§ Material to process

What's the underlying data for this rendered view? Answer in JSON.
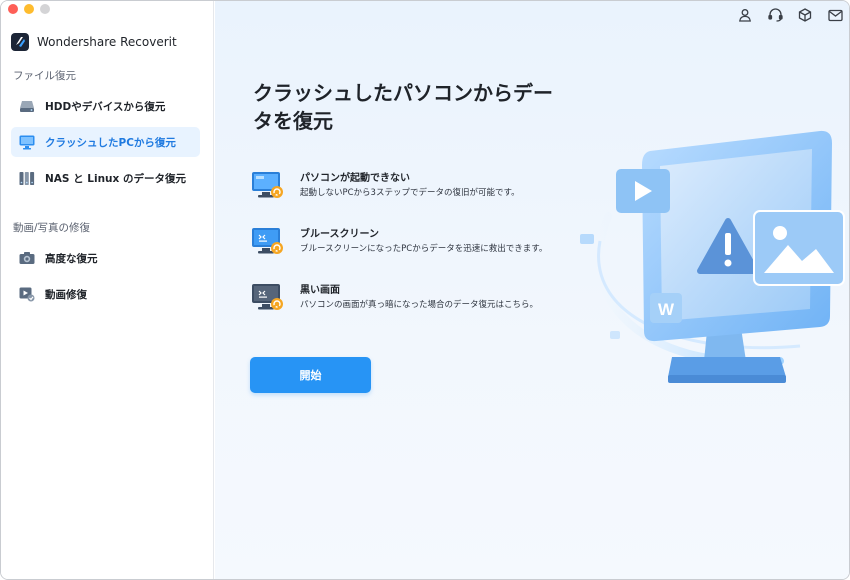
{
  "window": {
    "traffic_lights": [
      "close",
      "minimize",
      "zoom"
    ]
  },
  "app": {
    "name": "Wondershare Recoverit",
    "logo_icon": "recoverit-logo-icon"
  },
  "sidebar": {
    "sections": [
      {
        "title": "ファイル復元",
        "items": [
          {
            "label": "HDDやデバイスから復元",
            "icon": "hdd-icon",
            "active": false
          },
          {
            "label": "クラッシュしたPCから復元",
            "icon": "monitor-icon",
            "active": true
          },
          {
            "label": "NAS と Linux のデータ復元",
            "icon": "nas-icon",
            "active": false
          }
        ]
      },
      {
        "title": "動画/写真の修復",
        "items": [
          {
            "label": "高度な復元",
            "icon": "camera-icon",
            "active": false
          },
          {
            "label": "動画修復",
            "icon": "video-repair-icon",
            "active": false
          }
        ]
      }
    ]
  },
  "header": {
    "icons": [
      "user-icon",
      "headset-icon",
      "box-icon",
      "mail-icon"
    ]
  },
  "main": {
    "headline_line1": "クラッシュしたパソコンからデー",
    "headline_line2": "タを復元",
    "features": [
      {
        "title": "パソコンが起動できない",
        "description": "起動しないPCから3ステップでデータの復旧が可能です。",
        "icon": "blue-monitor-icon"
      },
      {
        "title": "ブルースクリーン",
        "description": "ブルースクリーンになったPCからデータを迅速に救出できます。",
        "icon": "bluescreen-monitor-icon"
      },
      {
        "title": "黒い画面",
        "description": "パソコンの画面が真っ暗になった場合のデータ復元はこちら。",
        "icon": "blackscreen-monitor-icon"
      }
    ],
    "start_button": "開始"
  },
  "colors": {
    "accent": "#2794f5",
    "active_bg": "#e8f3ff",
    "active_text": "#1f7ae0"
  }
}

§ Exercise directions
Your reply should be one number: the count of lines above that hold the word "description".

§ Answer to the problem
3